BEGIN
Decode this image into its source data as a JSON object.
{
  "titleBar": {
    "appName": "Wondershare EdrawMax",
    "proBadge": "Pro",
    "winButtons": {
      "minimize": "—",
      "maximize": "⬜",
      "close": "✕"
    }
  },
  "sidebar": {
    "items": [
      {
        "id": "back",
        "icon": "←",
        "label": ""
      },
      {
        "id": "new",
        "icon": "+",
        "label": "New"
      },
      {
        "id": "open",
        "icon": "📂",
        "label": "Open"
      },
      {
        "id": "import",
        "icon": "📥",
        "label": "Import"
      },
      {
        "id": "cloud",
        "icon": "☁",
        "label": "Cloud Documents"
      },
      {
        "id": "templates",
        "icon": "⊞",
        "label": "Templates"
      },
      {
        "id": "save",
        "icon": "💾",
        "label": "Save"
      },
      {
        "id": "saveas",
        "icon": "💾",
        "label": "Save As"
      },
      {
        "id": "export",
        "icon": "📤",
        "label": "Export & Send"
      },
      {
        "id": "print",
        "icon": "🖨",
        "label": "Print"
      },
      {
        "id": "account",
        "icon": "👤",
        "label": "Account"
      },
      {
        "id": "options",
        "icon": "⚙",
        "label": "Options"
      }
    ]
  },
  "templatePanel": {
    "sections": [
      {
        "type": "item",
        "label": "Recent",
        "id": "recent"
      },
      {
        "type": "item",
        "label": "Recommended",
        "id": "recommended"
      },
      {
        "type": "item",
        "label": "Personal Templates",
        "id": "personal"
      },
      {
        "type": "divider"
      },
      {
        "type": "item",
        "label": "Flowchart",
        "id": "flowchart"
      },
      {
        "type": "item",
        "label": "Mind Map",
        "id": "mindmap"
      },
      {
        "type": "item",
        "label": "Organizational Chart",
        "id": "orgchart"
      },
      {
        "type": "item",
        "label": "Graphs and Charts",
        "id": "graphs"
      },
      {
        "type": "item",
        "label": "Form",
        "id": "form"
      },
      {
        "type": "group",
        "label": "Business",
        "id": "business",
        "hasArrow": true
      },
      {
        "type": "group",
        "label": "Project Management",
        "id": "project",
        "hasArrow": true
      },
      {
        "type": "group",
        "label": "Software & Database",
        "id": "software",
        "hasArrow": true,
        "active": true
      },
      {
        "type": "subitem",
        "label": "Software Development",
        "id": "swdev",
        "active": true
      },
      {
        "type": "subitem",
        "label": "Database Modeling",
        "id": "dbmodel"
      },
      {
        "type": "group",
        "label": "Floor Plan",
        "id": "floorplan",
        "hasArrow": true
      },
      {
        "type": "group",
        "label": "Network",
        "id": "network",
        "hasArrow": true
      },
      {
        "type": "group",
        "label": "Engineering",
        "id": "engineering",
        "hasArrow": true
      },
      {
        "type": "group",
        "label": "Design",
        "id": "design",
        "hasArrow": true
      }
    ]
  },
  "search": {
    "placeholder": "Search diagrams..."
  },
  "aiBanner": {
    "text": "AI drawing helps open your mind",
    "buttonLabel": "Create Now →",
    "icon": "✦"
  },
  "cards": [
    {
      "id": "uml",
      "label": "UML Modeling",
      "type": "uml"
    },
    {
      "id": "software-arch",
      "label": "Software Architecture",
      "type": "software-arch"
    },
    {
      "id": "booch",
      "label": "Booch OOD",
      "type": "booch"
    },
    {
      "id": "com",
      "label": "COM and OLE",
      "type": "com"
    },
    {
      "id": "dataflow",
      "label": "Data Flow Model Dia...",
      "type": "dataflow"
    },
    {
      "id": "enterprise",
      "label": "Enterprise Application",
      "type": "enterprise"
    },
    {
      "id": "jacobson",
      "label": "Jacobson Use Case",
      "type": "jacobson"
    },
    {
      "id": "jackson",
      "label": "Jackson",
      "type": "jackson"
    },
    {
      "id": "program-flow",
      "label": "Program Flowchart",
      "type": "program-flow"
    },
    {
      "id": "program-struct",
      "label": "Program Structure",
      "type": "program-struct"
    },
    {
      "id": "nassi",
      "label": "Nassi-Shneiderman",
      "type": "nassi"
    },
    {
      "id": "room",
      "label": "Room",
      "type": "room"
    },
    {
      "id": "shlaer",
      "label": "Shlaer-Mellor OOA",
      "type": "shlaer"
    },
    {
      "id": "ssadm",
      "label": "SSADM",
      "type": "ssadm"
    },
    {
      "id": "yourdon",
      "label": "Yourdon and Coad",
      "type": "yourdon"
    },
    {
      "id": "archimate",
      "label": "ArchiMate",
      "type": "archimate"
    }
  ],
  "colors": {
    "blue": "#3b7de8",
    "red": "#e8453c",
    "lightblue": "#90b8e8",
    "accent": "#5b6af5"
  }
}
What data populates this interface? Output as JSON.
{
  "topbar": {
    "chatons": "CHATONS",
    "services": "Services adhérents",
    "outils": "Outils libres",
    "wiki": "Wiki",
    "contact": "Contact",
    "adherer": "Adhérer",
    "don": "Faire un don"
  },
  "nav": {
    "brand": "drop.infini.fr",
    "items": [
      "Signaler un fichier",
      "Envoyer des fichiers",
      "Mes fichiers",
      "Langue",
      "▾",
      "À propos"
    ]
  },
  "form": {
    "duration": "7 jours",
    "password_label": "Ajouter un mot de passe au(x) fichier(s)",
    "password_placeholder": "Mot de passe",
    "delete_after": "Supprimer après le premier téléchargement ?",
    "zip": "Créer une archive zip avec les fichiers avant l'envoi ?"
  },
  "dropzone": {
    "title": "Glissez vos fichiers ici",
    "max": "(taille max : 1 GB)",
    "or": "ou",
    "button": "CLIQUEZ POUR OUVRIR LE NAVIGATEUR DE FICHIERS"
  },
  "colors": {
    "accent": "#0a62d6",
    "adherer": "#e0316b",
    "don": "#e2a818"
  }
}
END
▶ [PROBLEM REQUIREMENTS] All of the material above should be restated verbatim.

▶ [WRITTEN RESPONSE]
Decode this image into its source data as a JSON object.
{
  "titleBar": {
    "appName": "Wondershare EdrawMax",
    "proBadge": "Pro",
    "winButtons": {
      "minimize": "—",
      "maximize": "⬜",
      "close": "✕"
    }
  },
  "sidebar": {
    "items": [
      {
        "id": "back",
        "icon": "←",
        "label": ""
      },
      {
        "id": "new",
        "icon": "+",
        "label": "New"
      },
      {
        "id": "open",
        "icon": "📂",
        "label": "Open"
      },
      {
        "id": "import",
        "icon": "📥",
        "label": "Import"
      },
      {
        "id": "cloud",
        "icon": "☁",
        "label": "Cloud Documents"
      },
      {
        "id": "templates",
        "icon": "⊞",
        "label": "Templates"
      },
      {
        "id": "save",
        "icon": "💾",
        "label": "Save"
      },
      {
        "id": "saveas",
        "icon": "💾",
        "label": "Save As"
      },
      {
        "id": "export",
        "icon": "📤",
        "label": "Export & Send"
      },
      {
        "id": "print",
        "icon": "🖨",
        "label": "Print"
      },
      {
        "id": "account",
        "icon": "👤",
        "label": "Account"
      },
      {
        "id": "options",
        "icon": "⚙",
        "label": "Options"
      }
    ]
  },
  "templatePanel": {
    "sections": [
      {
        "type": "item",
        "label": "Recent",
        "id": "recent"
      },
      {
        "type": "item",
        "label": "Recommended",
        "id": "recommended"
      },
      {
        "type": "item",
        "label": "Personal Templates",
        "id": "personal"
      },
      {
        "type": "divider"
      },
      {
        "type": "item",
        "label": "Flowchart",
        "id": "flowchart"
      },
      {
        "type": "item",
        "label": "Mind Map",
        "id": "mindmap"
      },
      {
        "type": "item",
        "label": "Organizational Chart",
        "id": "orgchart"
      },
      {
        "type": "item",
        "label": "Graphs and Charts",
        "id": "graphs"
      },
      {
        "type": "item",
        "label": "Form",
        "id": "form"
      },
      {
        "type": "group",
        "label": "Business",
        "id": "business",
        "hasArrow": true
      },
      {
        "type": "group",
        "label": "Project Management",
        "id": "project",
        "hasArrow": true
      },
      {
        "type": "group",
        "label": "Software & Database",
        "id": "software",
        "hasArrow": true,
        "active": true
      },
      {
        "type": "subitem",
        "label": "Software Development",
        "id": "swdev",
        "active": true
      },
      {
        "type": "subitem",
        "label": "Database Modeling",
        "id": "dbmodel"
      },
      {
        "type": "group",
        "label": "Floor Plan",
        "id": "floorplan",
        "hasArrow": true
      },
      {
        "type": "group",
        "label": "Network",
        "id": "network",
        "hasArrow": true
      },
      {
        "type": "group",
        "label": "Engineering",
        "id": "engineering",
        "hasArrow": true
      },
      {
        "type": "group",
        "label": "Design",
        "id": "design",
        "hasArrow": true
      }
    ]
  },
  "search": {
    "placeholder": "Search diagrams..."
  },
  "aiBanner": {
    "text": "AI drawing helps open your mind",
    "buttonLabel": "Create Now →",
    "icon": "✦"
  },
  "cards": [
    {
      "id": "uml",
      "label": "UML Modeling",
      "type": "uml"
    },
    {
      "id": "software-arch",
      "label": "Software Architecture",
      "type": "software-arch"
    },
    {
      "id": "booch",
      "label": "Booch OOD",
      "type": "booch"
    },
    {
      "id": "com",
      "label": "COM and OLE",
      "type": "com"
    },
    {
      "id": "dataflow",
      "label": "Data Flow Model Dia...",
      "type": "dataflow"
    },
    {
      "id": "enterprise",
      "label": "Enterprise Application",
      "type": "enterprise"
    },
    {
      "id": "jacobson",
      "label": "Jacobson Use Case",
      "type": "jacobson"
    },
    {
      "id": "jackson",
      "label": "Jackson",
      "type": "jackson"
    },
    {
      "id": "program-flow",
      "label": "Program Flowchart",
      "type": "program-flow"
    },
    {
      "id": "program-struct",
      "label": "Program Structure",
      "type": "program-struct"
    },
    {
      "id": "nassi",
      "label": "Nassi-Shneiderman",
      "type": "nassi"
    },
    {
      "id": "room",
      "label": "Room",
      "type": "room"
    },
    {
      "id": "shlaer",
      "label": "Shlaer-Mellor OOA",
      "type": "shlaer"
    },
    {
      "id": "ssadm",
      "label": "SSADM",
      "type": "ssadm"
    },
    {
      "id": "yourdon",
      "label": "Yourdon and Coad",
      "type": "yourdon"
    },
    {
      "id": "archimate",
      "label": "ArchiMate",
      "type": "archimate"
    }
  ],
  "colors": {
    "blue": "#3b7de8",
    "red": "#e8453c",
    "lightblue": "#90b8e8",
    "accent": "#5b6af5"
  }
}
What data populates this interface? Output as JSON.
{
  "topbar": {
    "chatons": "CHATONS",
    "services": "Services adhérents",
    "outils": "Outils libres",
    "wiki": "Wiki",
    "contact": "Contact",
    "adherer": "Adhérer",
    "don": "Faire un don"
  },
  "nav": {
    "brand": "drop.infini.fr",
    "items": [
      "Signaler un fichier",
      "Envoyer des fichiers",
      "Mes fichiers",
      "Langue",
      "▾",
      "À propos"
    ]
  },
  "form": {
    "duration": "7 jours",
    "password_label": "Ajouter un mot de passe au(x) fichier(s)",
    "password_placeholder": "Mot de passe",
    "delete_after": "Supprimer après le premier téléchargement ?",
    "zip": "Créer une archive zip avec les fichiers avant l'envoi ?"
  },
  "dropzone": {
    "title": "Glissez vos fichiers ici",
    "max": "(taille max : 1 GB)",
    "or": "ou",
    "button": "CLIQUEZ POUR OUVRIR LE NAVIGATEUR DE FICHIERS"
  },
  "colors": {
    "accent": "#0a62d6",
    "adherer": "#e0316b",
    "don": "#e2a818"
  }
}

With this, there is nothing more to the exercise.